Goal of the exercise: Word for word, print every entry below.

Exercise data:
########################################
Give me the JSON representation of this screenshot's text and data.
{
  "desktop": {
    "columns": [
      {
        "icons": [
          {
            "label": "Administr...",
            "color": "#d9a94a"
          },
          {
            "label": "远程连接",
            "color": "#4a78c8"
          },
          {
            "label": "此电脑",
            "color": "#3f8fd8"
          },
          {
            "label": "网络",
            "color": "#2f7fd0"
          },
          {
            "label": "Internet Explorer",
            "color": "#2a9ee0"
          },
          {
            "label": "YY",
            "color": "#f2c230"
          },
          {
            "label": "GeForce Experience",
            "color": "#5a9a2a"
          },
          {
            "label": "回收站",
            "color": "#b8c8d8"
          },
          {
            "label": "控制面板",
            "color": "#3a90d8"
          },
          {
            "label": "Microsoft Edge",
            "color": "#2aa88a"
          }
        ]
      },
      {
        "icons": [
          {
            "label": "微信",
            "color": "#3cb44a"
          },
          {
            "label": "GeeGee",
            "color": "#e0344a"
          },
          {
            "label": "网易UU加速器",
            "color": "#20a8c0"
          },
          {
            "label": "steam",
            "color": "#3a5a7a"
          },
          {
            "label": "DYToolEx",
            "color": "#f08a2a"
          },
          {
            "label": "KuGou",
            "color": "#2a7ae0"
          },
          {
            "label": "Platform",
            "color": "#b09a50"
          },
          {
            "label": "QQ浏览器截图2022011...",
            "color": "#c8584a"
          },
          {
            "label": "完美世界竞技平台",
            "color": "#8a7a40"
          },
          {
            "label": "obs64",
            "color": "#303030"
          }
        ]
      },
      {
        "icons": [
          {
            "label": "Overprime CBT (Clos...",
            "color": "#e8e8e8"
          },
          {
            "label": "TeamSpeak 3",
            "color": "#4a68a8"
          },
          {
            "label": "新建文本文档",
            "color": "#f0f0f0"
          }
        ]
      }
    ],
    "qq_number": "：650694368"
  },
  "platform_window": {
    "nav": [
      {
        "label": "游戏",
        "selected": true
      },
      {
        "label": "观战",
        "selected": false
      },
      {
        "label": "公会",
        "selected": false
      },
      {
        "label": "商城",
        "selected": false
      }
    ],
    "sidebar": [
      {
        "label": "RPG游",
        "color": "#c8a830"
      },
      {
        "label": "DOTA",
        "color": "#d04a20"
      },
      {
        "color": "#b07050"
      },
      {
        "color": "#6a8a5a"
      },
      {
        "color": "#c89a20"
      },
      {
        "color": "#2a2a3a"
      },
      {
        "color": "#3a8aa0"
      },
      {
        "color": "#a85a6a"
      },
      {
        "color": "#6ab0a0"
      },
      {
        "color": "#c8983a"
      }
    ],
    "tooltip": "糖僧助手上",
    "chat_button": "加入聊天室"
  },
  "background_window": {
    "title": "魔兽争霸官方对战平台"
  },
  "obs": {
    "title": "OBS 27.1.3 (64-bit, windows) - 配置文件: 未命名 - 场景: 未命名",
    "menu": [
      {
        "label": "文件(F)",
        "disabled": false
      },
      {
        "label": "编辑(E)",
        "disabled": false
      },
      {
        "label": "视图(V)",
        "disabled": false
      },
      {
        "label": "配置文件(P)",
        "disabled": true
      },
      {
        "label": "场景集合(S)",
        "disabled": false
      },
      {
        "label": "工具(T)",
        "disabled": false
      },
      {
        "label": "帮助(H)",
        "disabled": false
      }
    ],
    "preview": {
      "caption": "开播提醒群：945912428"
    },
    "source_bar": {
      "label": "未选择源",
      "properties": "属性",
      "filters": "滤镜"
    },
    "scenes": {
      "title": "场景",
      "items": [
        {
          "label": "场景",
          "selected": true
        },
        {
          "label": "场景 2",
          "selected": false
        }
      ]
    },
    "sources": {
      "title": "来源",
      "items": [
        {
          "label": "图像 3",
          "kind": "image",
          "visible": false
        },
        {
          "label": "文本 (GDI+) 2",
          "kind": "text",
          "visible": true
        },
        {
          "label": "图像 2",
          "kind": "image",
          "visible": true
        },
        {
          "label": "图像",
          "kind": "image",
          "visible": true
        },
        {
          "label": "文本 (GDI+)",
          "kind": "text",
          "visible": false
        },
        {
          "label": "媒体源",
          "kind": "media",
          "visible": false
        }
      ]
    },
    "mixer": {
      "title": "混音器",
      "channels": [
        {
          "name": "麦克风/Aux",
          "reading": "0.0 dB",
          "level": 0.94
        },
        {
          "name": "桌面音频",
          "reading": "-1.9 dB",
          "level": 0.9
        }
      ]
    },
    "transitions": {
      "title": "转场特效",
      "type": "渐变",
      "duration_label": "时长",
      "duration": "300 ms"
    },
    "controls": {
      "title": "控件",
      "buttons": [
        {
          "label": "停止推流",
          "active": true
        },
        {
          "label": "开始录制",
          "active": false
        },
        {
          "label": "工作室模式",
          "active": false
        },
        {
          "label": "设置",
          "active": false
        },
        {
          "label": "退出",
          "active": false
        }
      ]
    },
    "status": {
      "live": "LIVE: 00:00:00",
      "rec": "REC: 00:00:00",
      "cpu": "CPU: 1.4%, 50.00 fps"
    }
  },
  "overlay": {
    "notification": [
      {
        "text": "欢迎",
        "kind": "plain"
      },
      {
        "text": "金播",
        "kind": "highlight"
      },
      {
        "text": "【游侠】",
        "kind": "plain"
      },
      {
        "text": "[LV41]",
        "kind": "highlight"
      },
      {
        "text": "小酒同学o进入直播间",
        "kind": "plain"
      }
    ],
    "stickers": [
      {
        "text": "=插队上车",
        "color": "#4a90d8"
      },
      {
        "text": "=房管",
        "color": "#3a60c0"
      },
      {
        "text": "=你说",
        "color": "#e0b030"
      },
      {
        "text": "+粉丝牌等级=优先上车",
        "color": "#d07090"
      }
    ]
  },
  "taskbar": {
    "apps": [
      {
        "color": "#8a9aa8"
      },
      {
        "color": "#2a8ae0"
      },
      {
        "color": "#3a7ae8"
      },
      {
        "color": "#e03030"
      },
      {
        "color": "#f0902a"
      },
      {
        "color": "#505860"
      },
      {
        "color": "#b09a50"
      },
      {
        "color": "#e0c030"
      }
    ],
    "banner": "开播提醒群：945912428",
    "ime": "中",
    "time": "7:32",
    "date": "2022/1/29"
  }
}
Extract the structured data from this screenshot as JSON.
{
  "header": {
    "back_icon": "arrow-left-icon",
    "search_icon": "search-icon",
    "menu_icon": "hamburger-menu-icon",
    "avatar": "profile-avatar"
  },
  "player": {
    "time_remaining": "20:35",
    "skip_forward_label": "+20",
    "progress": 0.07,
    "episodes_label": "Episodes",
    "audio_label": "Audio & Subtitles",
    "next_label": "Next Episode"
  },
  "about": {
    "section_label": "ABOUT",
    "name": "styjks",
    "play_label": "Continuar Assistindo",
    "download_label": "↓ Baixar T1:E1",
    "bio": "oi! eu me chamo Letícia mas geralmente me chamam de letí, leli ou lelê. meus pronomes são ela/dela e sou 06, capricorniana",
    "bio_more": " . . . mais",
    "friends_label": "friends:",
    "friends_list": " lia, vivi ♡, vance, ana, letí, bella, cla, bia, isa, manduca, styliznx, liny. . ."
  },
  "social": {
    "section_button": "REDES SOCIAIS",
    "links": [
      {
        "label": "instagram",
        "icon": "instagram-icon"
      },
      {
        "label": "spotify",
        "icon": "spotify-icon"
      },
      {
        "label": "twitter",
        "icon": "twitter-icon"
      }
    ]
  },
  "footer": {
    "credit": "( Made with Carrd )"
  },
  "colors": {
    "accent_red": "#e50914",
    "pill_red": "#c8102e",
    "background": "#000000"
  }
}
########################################
Result of the task:
Give me the JSON representation of this screenshot's text and data.
{
  "desktop": {
    "columns": [
      {
        "icons": [
          {
            "label": "Administr...",
            "color": "#d9a94a"
          },
          {
            "label": "远程连接",
            "color": "#4a78c8"
          },
          {
            "label": "此电脑",
            "color": "#3f8fd8"
          },
          {
            "label": "网络",
            "color": "#2f7fd0"
          },
          {
            "label": "Internet Explorer",
            "color": "#2a9ee0"
          },
          {
            "label": "YY",
            "color": "#f2c230"
          },
          {
            "label": "GeForce Experience",
            "color": "#5a9a2a"
          },
          {
            "label": "回收站",
            "color": "#b8c8d8"
          },
          {
            "label": "控制面板",
            "color": "#3a90d8"
          },
          {
            "label": "Microsoft Edge",
            "color": "#2aa88a"
          }
        ]
      },
      {
        "icons": [
          {
            "label": "微信",
            "color": "#3cb44a"
          },
          {
            "label": "GeeGee",
            "color": "#e0344a"
          },
          {
            "label": "网易UU加速器",
            "color": "#20a8c0"
          },
          {
            "label": "steam",
            "color": "#3a5a7a"
          },
          {
            "label": "DYToolEx",
            "color": "#f08a2a"
          },
          {
            "label": "KuGou",
            "color": "#2a7ae0"
          },
          {
            "label": "Platform",
            "color": "#b09a50"
          },
          {
            "label": "QQ浏览器截图2022011...",
            "color": "#c8584a"
          },
          {
            "label": "完美世界竞技平台",
            "color": "#8a7a40"
          },
          {
            "label": "obs64",
            "color": "#303030"
          }
        ]
      },
      {
        "icons": [
          {
            "label": "Overprime CBT (Clos...",
            "color": "#e8e8e8"
          },
          {
            "label": "TeamSpeak 3",
            "color": "#4a68a8"
          },
          {
            "label": "新建文本文档",
            "color": "#f0f0f0"
          }
        ]
      }
    ],
    "qq_number": "：650694368"
  },
  "platform_window": {
    "nav": [
      {
        "label": "游戏",
        "selected": true
      },
      {
        "label": "观战",
        "selected": false
      },
      {
        "label": "公会",
        "selected": false
      },
      {
        "label": "商城",
        "selected": false
      }
    ],
    "sidebar": [
      {
        "label": "RPG游",
        "color": "#c8a830"
      },
      {
        "label": "DOTA",
        "color": "#d04a20"
      },
      {
        "color": "#b07050"
      },
      {
        "color": "#6a8a5a"
      },
      {
        "color": "#c89a20"
      },
      {
        "color": "#2a2a3a"
      },
      {
        "color": "#3a8aa0"
      },
      {
        "color": "#a85a6a"
      },
      {
        "color": "#6ab0a0"
      },
      {
        "color": "#c8983a"
      }
    ],
    "tooltip": "糖僧助手上",
    "chat_button": "加入聊天室"
  },
  "background_window": {
    "title": "魔兽争霸官方对战平台"
  },
  "obs": {
    "title": "OBS 27.1.3 (64-bit, windows) - 配置文件: 未命名 - 场景: 未命名",
    "menu": [
      {
        "label": "文件(F)",
        "disabled": false
      },
      {
        "label": "编辑(E)",
        "disabled": false
      },
      {
        "label": "视图(V)",
        "disabled": false
      },
      {
        "label": "配置文件(P)",
        "disabled": true
      },
      {
        "label": "场景集合(S)",
        "disabled": false
      },
      {
        "label": "工具(T)",
        "disabled": false
      },
      {
        "label": "帮助(H)",
        "disabled": false
      }
    ],
    "preview": {
      "caption": "开播提醒群：945912428"
    },
    "source_bar": {
      "label": "未选择源",
      "properties": "属性",
      "filters": "滤镜"
    },
    "scenes": {
      "title": "场景",
      "items": [
        {
          "label": "场景",
          "selected": true
        },
        {
          "label": "场景 2",
          "selected": false
        }
      ]
    },
    "sources": {
      "title": "来源",
      "items": [
        {
          "label": "图像 3",
          "kind": "image",
          "visible": false
        },
        {
          "label": "文本 (GDI+) 2",
          "kind": "text",
          "visible": true
        },
        {
          "label": "图像 2",
          "kind": "image",
          "visible": true
        },
        {
          "label": "图像",
          "kind": "image",
          "visible": true
        },
        {
          "label": "文本 (GDI+)",
          "kind": "text",
          "visible": false
        },
        {
          "label": "媒体源",
          "kind": "media",
          "visible": false
        }
      ]
    },
    "mixer": {
      "title": "混音器",
      "channels": [
        {
          "name": "麦克风/Aux",
          "reading": "0.0 dB",
          "level": 0.94
        },
        {
          "name": "桌面音频",
          "reading": "-1.9 dB",
          "level": 0.9
        }
      ]
    },
    "transitions": {
      "title": "转场特效",
      "type": "渐变",
      "duration_label": "时长",
      "duration": "300 ms"
    },
    "controls": {
      "title": "控件",
      "buttons": [
        {
          "label": "停止推流",
          "active": true
        },
        {
          "label": "开始录制",
          "active": false
        },
        {
          "label": "工作室模式",
          "active": false
        },
        {
          "label": "设置",
          "active": false
        },
        {
          "label": "退出",
          "active": false
        }
      ]
    },
    "status": {
      "live": "LIVE: 00:00:00",
      "rec": "REC: 00:00:00",
      "cpu": "CPU: 1.4%, 50.00 fps"
    }
  },
  "overlay": {
    "notification": [
      {
        "text": "欢迎",
        "kind": "plain"
      },
      {
        "text": "金播",
        "kind": "highlight"
      },
      {
        "text": "【游侠】",
        "kind": "plain"
      },
      {
        "text": "[LV41]",
        "kind": "highlight"
      },
      {
        "text": "小酒同学o进入直播间",
        "kind": "plain"
      }
    ],
    "stickers": [
      {
        "text": "=插队上车",
        "color": "#4a90d8"
      },
      {
        "text": "=房管",
        "color": "#3a60c0"
      },
      {
        "text": "=你说",
        "color": "#e0b030"
      },
      {
        "text": "+粉丝牌等级=优先上车",
        "color": "#d07090"
      }
    ]
  },
  "taskbar": {
    "apps": [
      {
        "color": "#8a9aa8"
      },
      {
        "color": "#2a8ae0"
      },
      {
        "color": "#3a7ae8"
      },
      {
        "color": "#e03030"
      },
      {
        "color": "#f0902a"
      },
      {
        "color": "#505860"
      },
      {
        "color": "#b09a50"
      },
      {
        "color": "#e0c030"
      }
    ],
    "banner": "开播提醒群：945912428",
    "ime": "中",
    "time": "7:32",
    "date": "2022/1/29"
  }
}
Extract the structured data from this screenshot as JSON.
{
  "header": {
    "back_icon": "arrow-left-icon",
    "search_icon": "search-icon",
    "menu_icon": "hamburger-menu-icon",
    "avatar": "profile-avatar"
  },
  "player": {
    "time_remaining": "20:35",
    "skip_forward_label": "+20",
    "progress": 0.07,
    "episodes_label": "Episodes",
    "audio_label": "Audio & Subtitles",
    "next_label": "Next Episode"
  },
  "about": {
    "section_label": "ABOUT",
    "name": "styjks",
    "play_label": "Continuar Assistindo",
    "download_label": "↓ Baixar T1:E1",
    "bio": "oi! eu me chamo Letícia mas geralmente me chamam de letí, leli ou lelê. meus pronomes são ela/dela e sou 06, capricorniana",
    "bio_more": " . . . mais",
    "friends_label": "friends:",
    "friends_list": " lia, vivi ♡, vance, ana, letí, bella, cla, bia, isa, manduca, styliznx, liny. . ."
  },
  "social": {
    "section_button": "REDES SOCIAIS",
    "links": [
      {
        "label": "instagram",
        "icon": "instagram-icon"
      },
      {
        "label": "spotify",
        "icon": "spotify-icon"
      },
      {
        "label": "twitter",
        "icon": "twitter-icon"
      }
    ]
  },
  "footer": {
    "credit": "( Made with Carrd )"
  },
  "colors": {
    "accent_red": "#e50914",
    "pill_red": "#c8102e",
    "background": "#000000"
  }
}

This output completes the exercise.